This brings us to the recent financial-market turbulence. It was already evident in the first and second quarters of this year that growth in China and other emerging markets was slowing. This explains the underperformance of commodities and emerging-market equities even before the recent turmoil. But the Fed’s recent signals of an early exit from QE—together with stronger evidence of China’s slowdown and Chinese, Japanese, and European central bankers’ failure to provide the additional monetary easing that investors expected—dealt emerging markets an additional blow.
These countries have found themselves on the receiving end not only of a correction in commodity prices and equities, but also of a brutal re-pricing of currencies and both local- and foreign-currency fixed-income assets. Brazil and other countries that complained about “hot money” inflows and “currency wars,” have now suddenly gotten what they wished for: a likely early end of the Fed’s QE. The consequences—sharp capital-flow reversals that are now hitting all risky emerging-market assets—have not been pretty.
Whether the correction in risky assets is temporary or the start of a bear market will depend on several factors. One is whether the Fed will truly exit from QE as quickly as it signaled. There is a strong likelihood that weaker US growth and lower inflation will force it to slow the pace of its withdrawal of liquidity support.
Another variable is how much easier monetary policies in other developed countries will become. The Bank of Japan, the European Central Bank, the Bank of England, and the Swiss National Bank are already easing policy as their economies’ growth lags that of the US. How much further they go may well be influenced in part by domestic conditions and in part by the extent to which weaker growth in China exacerbates downside risks in Asian economies, commodity exporters, and the US and the eurozone. A further slowdown in China and other emerging economies is another risk to financial markets.
Then there is the question of how emerging-market policymakers respond to the turbulence: Will they raise rates to stem inflationary depreciation and capital outflows, or will they cut rates to boost flagging GDP growth, thus increasing the risk of inflation and of a sudden capital-flow reversal?
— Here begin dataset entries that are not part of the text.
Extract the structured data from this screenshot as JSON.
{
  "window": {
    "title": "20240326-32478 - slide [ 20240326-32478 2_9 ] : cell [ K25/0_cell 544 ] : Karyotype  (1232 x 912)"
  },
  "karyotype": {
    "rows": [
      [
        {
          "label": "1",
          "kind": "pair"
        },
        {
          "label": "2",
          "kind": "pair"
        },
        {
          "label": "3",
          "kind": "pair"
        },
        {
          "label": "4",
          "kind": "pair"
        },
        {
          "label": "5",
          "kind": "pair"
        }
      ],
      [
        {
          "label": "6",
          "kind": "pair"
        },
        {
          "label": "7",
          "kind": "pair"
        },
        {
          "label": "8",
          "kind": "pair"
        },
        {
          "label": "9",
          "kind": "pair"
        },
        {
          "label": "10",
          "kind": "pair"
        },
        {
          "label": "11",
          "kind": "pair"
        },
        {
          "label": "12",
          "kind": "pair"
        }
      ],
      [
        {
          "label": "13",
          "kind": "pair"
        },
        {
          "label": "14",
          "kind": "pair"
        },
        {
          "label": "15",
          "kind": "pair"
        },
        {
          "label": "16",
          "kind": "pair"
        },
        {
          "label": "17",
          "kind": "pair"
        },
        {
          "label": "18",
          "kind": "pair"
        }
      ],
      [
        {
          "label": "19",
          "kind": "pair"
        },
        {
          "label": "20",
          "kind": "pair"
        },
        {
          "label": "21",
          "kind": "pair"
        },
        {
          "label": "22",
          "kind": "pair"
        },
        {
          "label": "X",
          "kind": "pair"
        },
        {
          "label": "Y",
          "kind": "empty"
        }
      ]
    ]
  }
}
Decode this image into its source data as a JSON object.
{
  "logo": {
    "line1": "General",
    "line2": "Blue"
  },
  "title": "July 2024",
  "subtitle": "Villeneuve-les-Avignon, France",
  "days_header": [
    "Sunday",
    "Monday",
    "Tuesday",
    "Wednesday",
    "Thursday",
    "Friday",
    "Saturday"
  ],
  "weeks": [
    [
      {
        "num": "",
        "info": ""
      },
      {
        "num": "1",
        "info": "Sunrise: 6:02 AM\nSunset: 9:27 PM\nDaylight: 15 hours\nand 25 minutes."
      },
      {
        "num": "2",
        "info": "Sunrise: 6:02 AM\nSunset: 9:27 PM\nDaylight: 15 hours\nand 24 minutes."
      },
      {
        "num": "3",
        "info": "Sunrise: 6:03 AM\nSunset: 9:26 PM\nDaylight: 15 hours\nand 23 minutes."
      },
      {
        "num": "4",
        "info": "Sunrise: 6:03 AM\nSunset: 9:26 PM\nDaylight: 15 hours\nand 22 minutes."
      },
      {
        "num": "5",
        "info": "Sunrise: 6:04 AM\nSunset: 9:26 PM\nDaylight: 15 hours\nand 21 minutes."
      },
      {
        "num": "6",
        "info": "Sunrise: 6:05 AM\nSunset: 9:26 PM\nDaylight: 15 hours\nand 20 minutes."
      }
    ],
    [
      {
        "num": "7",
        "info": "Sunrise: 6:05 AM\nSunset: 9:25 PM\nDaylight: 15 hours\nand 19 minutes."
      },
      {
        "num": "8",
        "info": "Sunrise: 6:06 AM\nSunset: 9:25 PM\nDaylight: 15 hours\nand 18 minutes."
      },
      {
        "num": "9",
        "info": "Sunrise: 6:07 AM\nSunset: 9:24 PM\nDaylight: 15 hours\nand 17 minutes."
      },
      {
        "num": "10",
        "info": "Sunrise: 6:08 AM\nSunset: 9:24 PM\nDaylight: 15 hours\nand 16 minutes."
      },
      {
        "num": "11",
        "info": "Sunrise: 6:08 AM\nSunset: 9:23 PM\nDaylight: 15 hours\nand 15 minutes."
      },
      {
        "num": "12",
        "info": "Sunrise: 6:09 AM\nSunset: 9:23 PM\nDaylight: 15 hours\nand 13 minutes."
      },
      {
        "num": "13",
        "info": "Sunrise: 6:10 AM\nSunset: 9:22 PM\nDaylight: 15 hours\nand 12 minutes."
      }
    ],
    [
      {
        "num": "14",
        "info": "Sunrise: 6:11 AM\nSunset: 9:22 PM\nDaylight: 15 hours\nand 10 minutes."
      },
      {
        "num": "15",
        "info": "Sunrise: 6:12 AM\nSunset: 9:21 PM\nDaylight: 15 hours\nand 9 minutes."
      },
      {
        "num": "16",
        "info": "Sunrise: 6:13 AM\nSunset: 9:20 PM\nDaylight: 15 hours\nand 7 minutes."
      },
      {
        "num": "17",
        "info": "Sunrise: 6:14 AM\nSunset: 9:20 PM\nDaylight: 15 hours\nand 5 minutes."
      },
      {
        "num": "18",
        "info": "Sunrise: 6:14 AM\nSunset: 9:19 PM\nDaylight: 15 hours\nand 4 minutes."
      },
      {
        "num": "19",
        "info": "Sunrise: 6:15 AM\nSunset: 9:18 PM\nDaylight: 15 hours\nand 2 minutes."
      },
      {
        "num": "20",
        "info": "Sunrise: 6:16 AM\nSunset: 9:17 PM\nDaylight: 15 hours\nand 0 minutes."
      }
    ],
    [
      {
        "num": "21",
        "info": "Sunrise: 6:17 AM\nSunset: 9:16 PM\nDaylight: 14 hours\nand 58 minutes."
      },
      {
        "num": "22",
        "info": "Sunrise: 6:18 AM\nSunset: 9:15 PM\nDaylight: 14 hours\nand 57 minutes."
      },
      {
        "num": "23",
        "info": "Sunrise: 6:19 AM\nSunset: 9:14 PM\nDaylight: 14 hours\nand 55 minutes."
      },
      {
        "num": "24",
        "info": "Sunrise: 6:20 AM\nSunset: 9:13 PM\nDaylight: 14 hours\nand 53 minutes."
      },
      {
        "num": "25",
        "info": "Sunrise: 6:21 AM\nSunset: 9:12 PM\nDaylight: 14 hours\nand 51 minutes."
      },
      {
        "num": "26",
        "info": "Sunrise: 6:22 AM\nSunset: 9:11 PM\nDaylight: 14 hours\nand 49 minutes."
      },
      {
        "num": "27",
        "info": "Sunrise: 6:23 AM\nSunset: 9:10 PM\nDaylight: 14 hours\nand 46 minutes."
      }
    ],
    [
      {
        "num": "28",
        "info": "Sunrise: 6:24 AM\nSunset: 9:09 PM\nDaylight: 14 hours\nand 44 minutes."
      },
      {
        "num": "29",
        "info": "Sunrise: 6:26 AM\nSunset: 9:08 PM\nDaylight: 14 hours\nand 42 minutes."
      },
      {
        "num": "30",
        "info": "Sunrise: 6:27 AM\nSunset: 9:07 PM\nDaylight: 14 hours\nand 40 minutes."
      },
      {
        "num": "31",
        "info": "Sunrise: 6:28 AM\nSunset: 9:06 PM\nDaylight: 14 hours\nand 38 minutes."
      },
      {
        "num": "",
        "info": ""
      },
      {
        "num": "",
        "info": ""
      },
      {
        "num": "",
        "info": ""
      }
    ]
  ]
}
Two final factors include how soon the eurozone economy bottoms out (there have been some recent signs of stabilization, but the monetary union’s chronic problems remain unresolved), and whether Middle East tensions and the threat of nuclear proliferation in the region—and responses to that threat by the U.S. and Israel—escalate or are successfully contained.
A new period of uncertainty and volatility has begun, and it seems likely to lead to choppy economies and choppy markets. Indeed, a broader de-risking cycle for financial markets could be at hand.